▸ **Task material**:
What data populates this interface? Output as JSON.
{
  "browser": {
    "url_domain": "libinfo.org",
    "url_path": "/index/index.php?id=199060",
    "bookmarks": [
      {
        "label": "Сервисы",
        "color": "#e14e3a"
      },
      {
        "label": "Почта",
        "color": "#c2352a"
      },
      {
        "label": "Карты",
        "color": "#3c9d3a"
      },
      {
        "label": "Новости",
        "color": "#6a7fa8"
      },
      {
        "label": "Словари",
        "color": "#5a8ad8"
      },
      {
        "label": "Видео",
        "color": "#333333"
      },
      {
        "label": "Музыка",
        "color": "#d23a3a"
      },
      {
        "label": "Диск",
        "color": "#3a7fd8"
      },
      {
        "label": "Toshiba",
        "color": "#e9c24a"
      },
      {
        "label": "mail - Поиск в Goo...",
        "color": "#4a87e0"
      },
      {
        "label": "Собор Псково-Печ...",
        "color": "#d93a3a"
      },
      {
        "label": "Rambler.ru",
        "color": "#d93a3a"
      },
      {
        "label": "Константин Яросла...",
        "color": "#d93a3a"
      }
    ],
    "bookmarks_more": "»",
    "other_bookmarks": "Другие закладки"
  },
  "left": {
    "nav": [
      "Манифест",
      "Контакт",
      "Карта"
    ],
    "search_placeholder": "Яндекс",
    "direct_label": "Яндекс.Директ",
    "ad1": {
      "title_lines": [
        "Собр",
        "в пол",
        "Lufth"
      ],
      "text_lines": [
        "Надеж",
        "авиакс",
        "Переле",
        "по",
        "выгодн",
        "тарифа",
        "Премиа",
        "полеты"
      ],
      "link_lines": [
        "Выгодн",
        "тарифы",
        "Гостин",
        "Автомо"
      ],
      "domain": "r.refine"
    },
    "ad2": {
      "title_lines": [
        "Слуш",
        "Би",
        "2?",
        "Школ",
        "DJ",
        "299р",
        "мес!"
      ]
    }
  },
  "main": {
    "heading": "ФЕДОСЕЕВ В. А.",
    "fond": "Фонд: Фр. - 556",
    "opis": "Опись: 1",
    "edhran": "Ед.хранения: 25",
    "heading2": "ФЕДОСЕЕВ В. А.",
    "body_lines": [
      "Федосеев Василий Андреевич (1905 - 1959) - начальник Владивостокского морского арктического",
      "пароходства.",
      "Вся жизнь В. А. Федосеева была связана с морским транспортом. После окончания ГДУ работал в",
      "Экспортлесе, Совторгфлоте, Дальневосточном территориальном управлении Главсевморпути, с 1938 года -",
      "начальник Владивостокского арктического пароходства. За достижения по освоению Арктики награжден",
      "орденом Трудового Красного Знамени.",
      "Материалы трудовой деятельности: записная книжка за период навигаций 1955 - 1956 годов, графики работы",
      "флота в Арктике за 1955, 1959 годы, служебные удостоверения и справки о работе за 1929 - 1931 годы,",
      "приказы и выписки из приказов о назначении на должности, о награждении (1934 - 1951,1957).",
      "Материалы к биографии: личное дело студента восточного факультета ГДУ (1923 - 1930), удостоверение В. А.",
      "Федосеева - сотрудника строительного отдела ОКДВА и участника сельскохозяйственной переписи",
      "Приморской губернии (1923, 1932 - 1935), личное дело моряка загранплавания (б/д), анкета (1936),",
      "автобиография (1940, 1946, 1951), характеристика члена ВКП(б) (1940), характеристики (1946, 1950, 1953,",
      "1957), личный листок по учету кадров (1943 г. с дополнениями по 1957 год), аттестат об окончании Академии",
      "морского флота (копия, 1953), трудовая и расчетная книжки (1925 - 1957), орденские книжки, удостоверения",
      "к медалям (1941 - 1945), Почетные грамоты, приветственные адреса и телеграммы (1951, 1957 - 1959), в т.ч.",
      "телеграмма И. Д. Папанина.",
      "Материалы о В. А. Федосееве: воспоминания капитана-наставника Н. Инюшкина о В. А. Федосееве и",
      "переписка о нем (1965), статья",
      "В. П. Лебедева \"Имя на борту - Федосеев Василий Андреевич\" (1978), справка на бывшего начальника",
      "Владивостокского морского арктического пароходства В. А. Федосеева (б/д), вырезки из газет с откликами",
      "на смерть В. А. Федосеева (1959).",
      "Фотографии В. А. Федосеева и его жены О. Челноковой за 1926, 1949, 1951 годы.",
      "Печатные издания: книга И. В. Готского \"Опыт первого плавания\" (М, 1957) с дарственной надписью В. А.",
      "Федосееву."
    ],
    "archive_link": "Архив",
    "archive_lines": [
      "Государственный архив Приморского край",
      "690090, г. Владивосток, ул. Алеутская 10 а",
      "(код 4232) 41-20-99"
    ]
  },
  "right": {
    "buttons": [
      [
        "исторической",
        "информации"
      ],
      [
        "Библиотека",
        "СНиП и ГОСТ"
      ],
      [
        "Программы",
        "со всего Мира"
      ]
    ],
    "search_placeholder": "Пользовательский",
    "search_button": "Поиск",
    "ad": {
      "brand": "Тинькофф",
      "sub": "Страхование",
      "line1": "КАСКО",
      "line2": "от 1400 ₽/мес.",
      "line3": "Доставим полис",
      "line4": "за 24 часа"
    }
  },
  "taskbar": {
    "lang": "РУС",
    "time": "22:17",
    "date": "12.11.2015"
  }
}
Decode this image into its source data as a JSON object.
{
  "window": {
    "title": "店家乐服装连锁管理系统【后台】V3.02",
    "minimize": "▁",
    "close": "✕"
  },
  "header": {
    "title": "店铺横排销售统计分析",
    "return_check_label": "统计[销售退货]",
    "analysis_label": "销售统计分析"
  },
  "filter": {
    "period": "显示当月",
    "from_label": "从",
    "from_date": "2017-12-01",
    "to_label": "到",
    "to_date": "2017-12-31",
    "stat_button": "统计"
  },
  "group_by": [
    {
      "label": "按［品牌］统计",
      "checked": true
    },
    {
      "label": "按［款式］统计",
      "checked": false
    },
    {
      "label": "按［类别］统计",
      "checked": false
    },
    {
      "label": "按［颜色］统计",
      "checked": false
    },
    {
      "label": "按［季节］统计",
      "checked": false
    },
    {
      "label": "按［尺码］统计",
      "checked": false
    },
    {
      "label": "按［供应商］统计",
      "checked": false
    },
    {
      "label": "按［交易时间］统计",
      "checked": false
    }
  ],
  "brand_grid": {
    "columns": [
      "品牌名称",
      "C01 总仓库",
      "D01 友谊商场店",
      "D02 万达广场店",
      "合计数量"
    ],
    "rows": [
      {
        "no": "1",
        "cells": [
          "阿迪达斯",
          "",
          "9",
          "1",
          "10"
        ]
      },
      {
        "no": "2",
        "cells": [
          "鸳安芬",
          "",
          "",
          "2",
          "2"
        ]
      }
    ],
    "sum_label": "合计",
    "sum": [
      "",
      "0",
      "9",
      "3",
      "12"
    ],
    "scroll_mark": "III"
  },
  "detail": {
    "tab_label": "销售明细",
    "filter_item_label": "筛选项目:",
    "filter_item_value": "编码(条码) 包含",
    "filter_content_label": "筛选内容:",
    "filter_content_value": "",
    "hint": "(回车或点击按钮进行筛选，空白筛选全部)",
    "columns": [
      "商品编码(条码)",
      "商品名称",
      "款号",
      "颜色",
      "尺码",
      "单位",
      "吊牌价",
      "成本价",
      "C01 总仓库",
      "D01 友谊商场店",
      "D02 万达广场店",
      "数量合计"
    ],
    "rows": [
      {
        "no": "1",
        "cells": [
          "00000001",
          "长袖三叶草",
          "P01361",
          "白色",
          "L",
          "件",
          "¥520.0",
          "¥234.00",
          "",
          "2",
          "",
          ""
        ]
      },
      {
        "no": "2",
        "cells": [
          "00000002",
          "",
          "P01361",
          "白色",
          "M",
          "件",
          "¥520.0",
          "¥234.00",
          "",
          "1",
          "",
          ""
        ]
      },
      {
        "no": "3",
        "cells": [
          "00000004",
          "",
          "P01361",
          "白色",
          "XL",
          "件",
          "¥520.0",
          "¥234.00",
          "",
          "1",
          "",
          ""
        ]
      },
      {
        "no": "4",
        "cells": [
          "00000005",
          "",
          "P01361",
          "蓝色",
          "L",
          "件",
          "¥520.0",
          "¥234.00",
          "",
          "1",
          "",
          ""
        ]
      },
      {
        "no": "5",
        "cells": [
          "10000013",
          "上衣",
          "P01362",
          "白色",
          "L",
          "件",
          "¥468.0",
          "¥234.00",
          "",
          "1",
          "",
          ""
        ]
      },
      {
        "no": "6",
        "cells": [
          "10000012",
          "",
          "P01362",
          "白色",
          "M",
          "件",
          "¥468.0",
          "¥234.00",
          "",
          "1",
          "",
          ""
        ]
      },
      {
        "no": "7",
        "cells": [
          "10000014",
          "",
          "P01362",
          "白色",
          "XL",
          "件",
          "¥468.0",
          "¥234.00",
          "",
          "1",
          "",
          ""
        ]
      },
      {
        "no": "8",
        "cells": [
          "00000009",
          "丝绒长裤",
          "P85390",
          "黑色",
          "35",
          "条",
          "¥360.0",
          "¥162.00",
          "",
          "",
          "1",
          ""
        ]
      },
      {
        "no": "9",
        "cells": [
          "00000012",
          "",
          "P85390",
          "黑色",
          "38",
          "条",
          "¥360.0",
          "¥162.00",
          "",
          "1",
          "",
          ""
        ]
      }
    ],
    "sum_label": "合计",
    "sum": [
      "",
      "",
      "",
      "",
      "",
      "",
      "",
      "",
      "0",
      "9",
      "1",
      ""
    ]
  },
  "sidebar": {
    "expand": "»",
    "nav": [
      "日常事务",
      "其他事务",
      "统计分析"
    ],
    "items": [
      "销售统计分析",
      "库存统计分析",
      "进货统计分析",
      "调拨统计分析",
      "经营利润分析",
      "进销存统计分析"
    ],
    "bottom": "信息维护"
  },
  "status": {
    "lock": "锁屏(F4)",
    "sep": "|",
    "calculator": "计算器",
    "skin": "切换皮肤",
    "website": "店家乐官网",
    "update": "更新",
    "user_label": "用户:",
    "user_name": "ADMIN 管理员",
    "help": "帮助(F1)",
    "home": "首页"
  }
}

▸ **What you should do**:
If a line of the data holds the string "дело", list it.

▸ **Completed task**:
      "Материалы к биографии: личное дело студента восточного факультета ГДУ (1923 - 1930), удостоверение В. А.",
      "Приморской губернии (1923, 1932 - 1935), личное дело моряка загранплавания (б/д), анкета (1936),",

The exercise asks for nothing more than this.